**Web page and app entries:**
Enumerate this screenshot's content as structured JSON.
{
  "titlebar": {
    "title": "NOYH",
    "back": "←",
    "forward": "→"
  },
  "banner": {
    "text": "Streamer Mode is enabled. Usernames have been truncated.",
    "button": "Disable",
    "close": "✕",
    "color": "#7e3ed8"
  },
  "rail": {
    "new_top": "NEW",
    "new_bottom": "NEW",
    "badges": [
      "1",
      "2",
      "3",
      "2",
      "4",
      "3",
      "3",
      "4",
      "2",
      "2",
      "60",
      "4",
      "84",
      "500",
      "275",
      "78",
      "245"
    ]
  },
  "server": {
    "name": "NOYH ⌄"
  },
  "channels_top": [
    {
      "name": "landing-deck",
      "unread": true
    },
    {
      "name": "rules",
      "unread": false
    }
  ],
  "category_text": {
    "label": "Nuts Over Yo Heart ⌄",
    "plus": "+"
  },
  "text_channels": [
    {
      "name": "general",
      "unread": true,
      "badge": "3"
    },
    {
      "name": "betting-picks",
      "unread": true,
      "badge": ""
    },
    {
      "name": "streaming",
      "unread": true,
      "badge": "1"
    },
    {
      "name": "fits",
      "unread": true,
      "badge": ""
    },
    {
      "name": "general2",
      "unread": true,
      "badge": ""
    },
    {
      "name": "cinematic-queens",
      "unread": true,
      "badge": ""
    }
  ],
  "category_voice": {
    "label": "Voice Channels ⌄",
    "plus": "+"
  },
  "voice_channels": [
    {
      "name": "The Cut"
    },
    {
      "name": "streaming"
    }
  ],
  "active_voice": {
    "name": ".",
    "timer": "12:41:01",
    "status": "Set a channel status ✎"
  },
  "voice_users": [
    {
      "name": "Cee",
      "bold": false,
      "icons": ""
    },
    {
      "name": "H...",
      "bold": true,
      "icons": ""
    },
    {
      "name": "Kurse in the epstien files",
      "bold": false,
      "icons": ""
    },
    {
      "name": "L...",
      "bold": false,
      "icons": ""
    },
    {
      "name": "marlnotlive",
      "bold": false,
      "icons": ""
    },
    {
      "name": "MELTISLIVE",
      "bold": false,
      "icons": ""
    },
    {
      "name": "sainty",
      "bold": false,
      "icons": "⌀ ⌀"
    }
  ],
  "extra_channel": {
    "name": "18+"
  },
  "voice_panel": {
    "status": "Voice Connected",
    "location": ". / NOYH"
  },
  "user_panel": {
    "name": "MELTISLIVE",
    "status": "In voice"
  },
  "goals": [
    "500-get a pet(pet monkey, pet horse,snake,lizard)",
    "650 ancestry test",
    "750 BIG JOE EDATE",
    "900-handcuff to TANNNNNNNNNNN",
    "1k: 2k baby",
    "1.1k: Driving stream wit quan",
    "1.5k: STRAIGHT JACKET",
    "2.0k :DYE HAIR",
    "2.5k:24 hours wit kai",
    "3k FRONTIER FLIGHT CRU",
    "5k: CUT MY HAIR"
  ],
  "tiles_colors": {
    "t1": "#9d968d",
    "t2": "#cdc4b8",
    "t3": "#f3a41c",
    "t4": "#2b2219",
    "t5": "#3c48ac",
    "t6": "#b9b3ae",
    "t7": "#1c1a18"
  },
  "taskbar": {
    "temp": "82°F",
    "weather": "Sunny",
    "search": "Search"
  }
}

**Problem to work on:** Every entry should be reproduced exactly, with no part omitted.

**Result of this task:**
Enumerate this screenshot's content as structured JSON.
{
  "titlebar": {
    "title": "NOYH",
    "back": "←",
    "forward": "→"
  },
  "banner": {
    "text": "Streamer Mode is enabled. Usernames have been truncated.",
    "button": "Disable",
    "close": "✕",
    "color": "#7e3ed8"
  },
  "rail": {
    "new_top": "NEW",
    "new_bottom": "NEW",
    "badges": [
      "1",
      "2",
      "3",
      "2",
      "4",
      "3",
      "3",
      "4",
      "2",
      "2",
      "60",
      "4",
      "84",
      "500",
      "275",
      "78",
      "245"
    ]
  },
  "server": {
    "name": "NOYH ⌄"
  },
  "channels_top": [
    {
      "name": "landing-deck",
      "unread": true
    },
    {
      "name": "rules",
      "unread": false
    }
  ],
  "category_text": {
    "label": "Nuts Over Yo Heart ⌄",
    "plus": "+"
  },
  "text_channels": [
    {
      "name": "general",
      "unread": true,
      "badge": "3"
    },
    {
      "name": "betting-picks",
      "unread": true,
      "badge": ""
    },
    {
      "name": "streaming",
      "unread": true,
      "badge": "1"
    },
    {
      "name": "fits",
      "unread": true,
      "badge": ""
    },
    {
      "name": "general2",
      "unread": true,
      "badge": ""
    },
    {
      "name": "cinematic-queens",
      "unread": true,
      "badge": ""
    }
  ],
  "category_voice": {
    "label": "Voice Channels ⌄",
    "plus": "+"
  },
  "voice_channels": [
    {
      "name": "The Cut"
    },
    {
      "name": "streaming"
    }
  ],
  "active_voice": {
    "name": ".",
    "timer": "12:41:01",
    "status": "Set a channel status ✎"
  },
  "voice_users": [
    {
      "name": "Cee",
      "bold": false,
      "icons": ""
    },
    {
      "name": "H...",
      "bold": true,
      "icons": ""
    },
    {
      "name": "Kurse in the epstien files",
      "bold": false,
      "icons": ""
    },
    {
      "name": "L...",
      "bold": false,
      "icons": ""
    },
    {
      "name": "marlnotlive",
      "bold": false,
      "icons": ""
    },
    {
      "name": "MELTISLIVE",
      "bold": false,
      "icons": ""
    },
    {
      "name": "sainty",
      "bold": false,
      "icons": "⌀ ⌀"
    }
  ],
  "extra_channel": {
    "name": "18+"
  },
  "voice_panel": {
    "status": "Voice Connected",
    "location": ". / NOYH"
  },
  "user_panel": {
    "name": "MELTISLIVE",
    "status": "In voice"
  },
  "goals": [
    "500-get a pet(pet monkey, pet horse,snake,lizard)",
    "650 ancestry test",
    "750 BIG JOE EDATE",
    "900-handcuff to TANNNNNNNNNNN",
    "1k: 2k baby",
    "1.1k: Driving stream wit quan",
    "1.5k: STRAIGHT JACKET",
    "2.0k :DYE HAIR",
    "2.5k:24 hours wit kai",
    "3k FRONTIER FLIGHT CRU",
    "5k: CUT MY HAIR"
  ],
  "tiles_colors": {
    "t1": "#9d968d",
    "t2": "#cdc4b8",
    "t3": "#f3a41c",
    "t4": "#2b2219",
    "t5": "#3c48ac",
    "t6": "#b9b3ae",
    "t7": "#1c1a18"
  },
  "taskbar": {
    "temp": "82°F",
    "weather": "Sunny",
    "search": "Search"
  }
}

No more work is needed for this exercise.